* [What this task involves]:
Look for the word "Counter". Copy every line of the listing where it occurs.

[Opening Provided data section]

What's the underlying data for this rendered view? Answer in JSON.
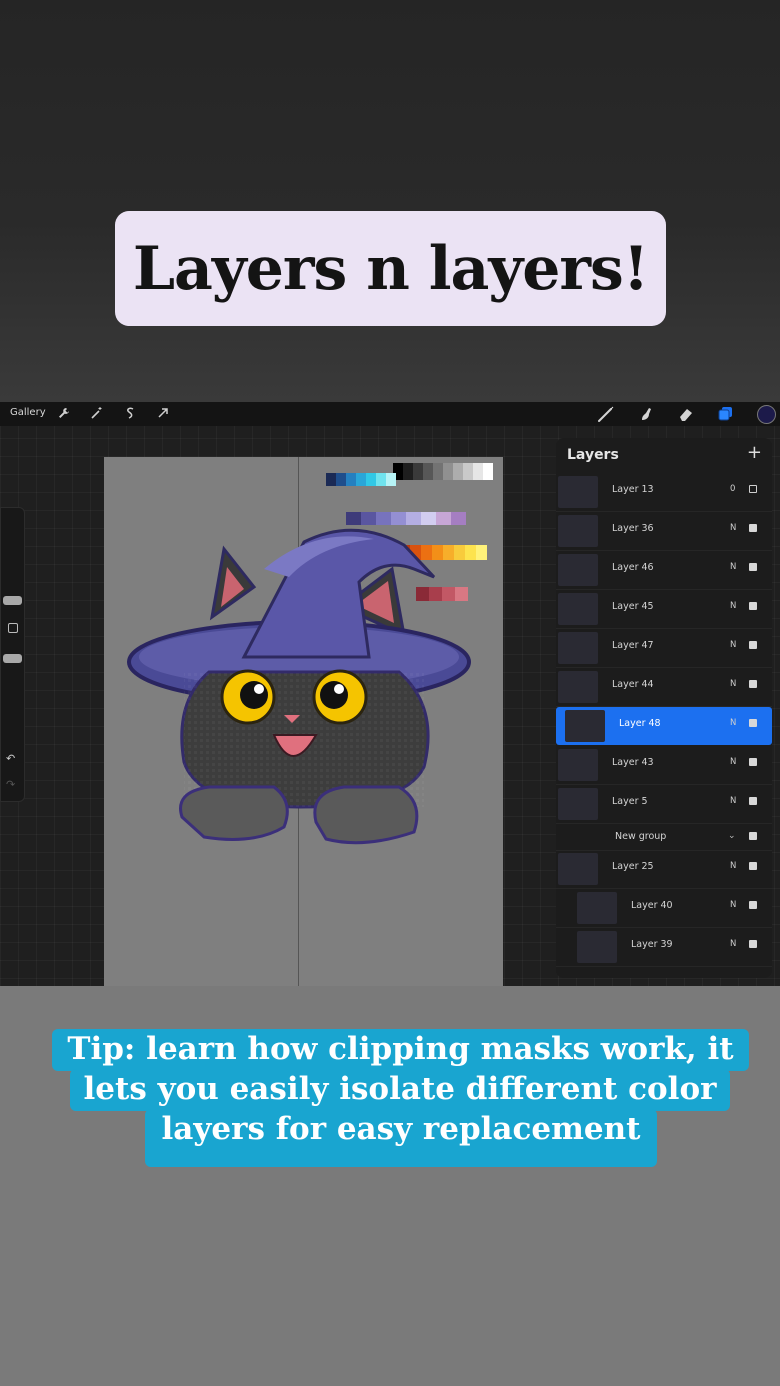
{
  "title": "Layers n layers!",
  "app": {
    "gallery_label": "Gallery",
    "toolbar_icons": [
      "wrench-icon",
      "magic-wand-icon",
      "selection-icon",
      "move-arrow-icon"
    ],
    "tools": [
      "brush-icon",
      "smudge-icon",
      "eraser-icon",
      "layers-icon"
    ],
    "active_color": "#1c1a4a",
    "undo_icon": "↶",
    "redo_icon": "↷"
  },
  "layers_panel": {
    "header": "Layers",
    "add_icon": "+",
    "layers": [
      {
        "name": "Layer 13",
        "mode": "0",
        "visible": false
      },
      {
        "name": "Layer 36",
        "mode": "N",
        "visible": true
      },
      {
        "name": "Layer 46",
        "mode": "N",
        "visible": true
      },
      {
        "name": "Layer 45",
        "mode": "N",
        "visible": true
      },
      {
        "name": "Layer 47",
        "mode": "N",
        "visible": true
      },
      {
        "name": "Layer 44",
        "mode": "N",
        "visible": true
      },
      {
        "name": "Layer 48",
        "mode": "N",
        "visible": true,
        "selected": true
      },
      {
        "name": "Layer 43",
        "mode": "N",
        "visible": true
      },
      {
        "name": "Layer 5",
        "mode": "N",
        "visible": true
      }
    ],
    "group": {
      "name": "New group",
      "visible": true
    },
    "group_layers": [
      {
        "name": "Layer 25",
        "mode": "N",
        "visible": true
      },
      {
        "name": "Layer 40",
        "mode": "N",
        "visible": true
      },
      {
        "name": "Layer 39",
        "mode": "N",
        "visible": true
      }
    ]
  },
  "palette_colors": {
    "grays": [
      "#000000",
      "#1e1e1e",
      "#3a3a3a",
      "#575757",
      "#737373",
      "#909090",
      "#adadad",
      "#c9c9c9",
      "#e6e6e6",
      "#ffffff"
    ],
    "blues": [
      "#1b2a55",
      "#1f4e8c",
      "#2580c0",
      "#2aa6d8",
      "#31c8e6",
      "#6fe3ee",
      "#b6f3f6"
    ],
    "purples": [
      "#3e3b7a",
      "#5a56a0",
      "#7773bd",
      "#948fd3",
      "#b4aee3",
      "#d2cdf0",
      "#c7a6d6",
      "#a57ec2"
    ],
    "oranges": [
      "#b83a0d",
      "#d9520f",
      "#ec7012",
      "#f38f18",
      "#f7ae2a",
      "#f8cb3c",
      "#fde34e",
      "#fff27a"
    ],
    "reds": [
      "#8a2a37",
      "#a83e4c",
      "#c25865",
      "#d87883"
    ]
  },
  "tip": {
    "line1": "Tip: learn how clipping masks work, it",
    "line2": "lets you easily isolate different color",
    "line3": "layers for easy replacement"
  }
}
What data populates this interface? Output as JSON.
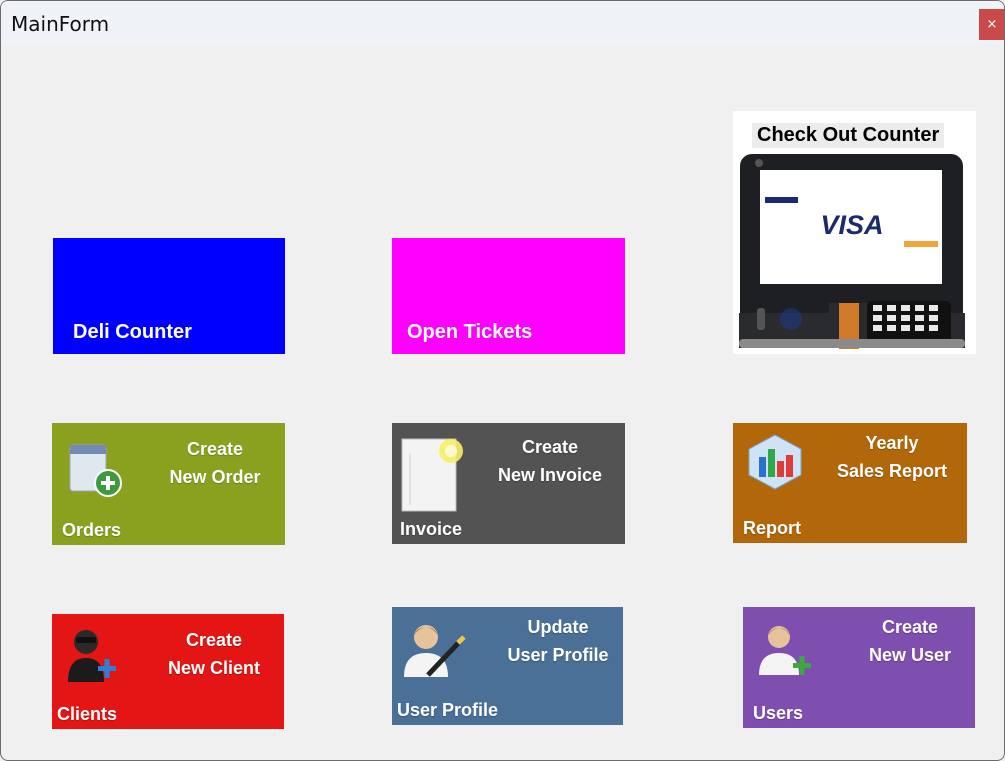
{
  "window": {
    "title": "MainForm",
    "close_label": "×"
  },
  "tiles": {
    "deli": {
      "label": "Deli Counter",
      "color": "#0000ff"
    },
    "open_tickets": {
      "label": "Open Tickets",
      "color": "#ff00ff"
    },
    "checkout": {
      "label": "Check Out Counter",
      "card_brand": "VISA"
    },
    "orders": {
      "name": "Orders",
      "desc_line1": "Create",
      "desc_line2": "New Order",
      "icon": "notepad-add-icon",
      "color": "#8aa11f"
    },
    "invoice": {
      "name": "Invoice",
      "desc_line1": "Create",
      "desc_line2": "New Invoice",
      "icon": "document-icon",
      "color": "#535353"
    },
    "report": {
      "name": "Report",
      "desc_line1": "Yearly",
      "desc_line2": "Sales Report",
      "icon": "bar-chart-icon",
      "color": "#b2670a"
    },
    "clients": {
      "name": "Clients",
      "desc_line1": "Create",
      "desc_line2": "New Client",
      "icon": "client-add-icon",
      "color": "#e41515"
    },
    "user_profile": {
      "name": "User Profile",
      "desc_line1": "Update",
      "desc_line2": "User Profile",
      "icon": "user-edit-icon",
      "color": "#4a7098"
    },
    "users": {
      "name": "Users",
      "desc_line1": "Create",
      "desc_line2": "New User",
      "icon": "user-add-icon",
      "color": "#7f4fb0"
    }
  }
}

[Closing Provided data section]

* [Worked solution]:
      "label": "Deli Counter",
      "label": "Check Out Counter",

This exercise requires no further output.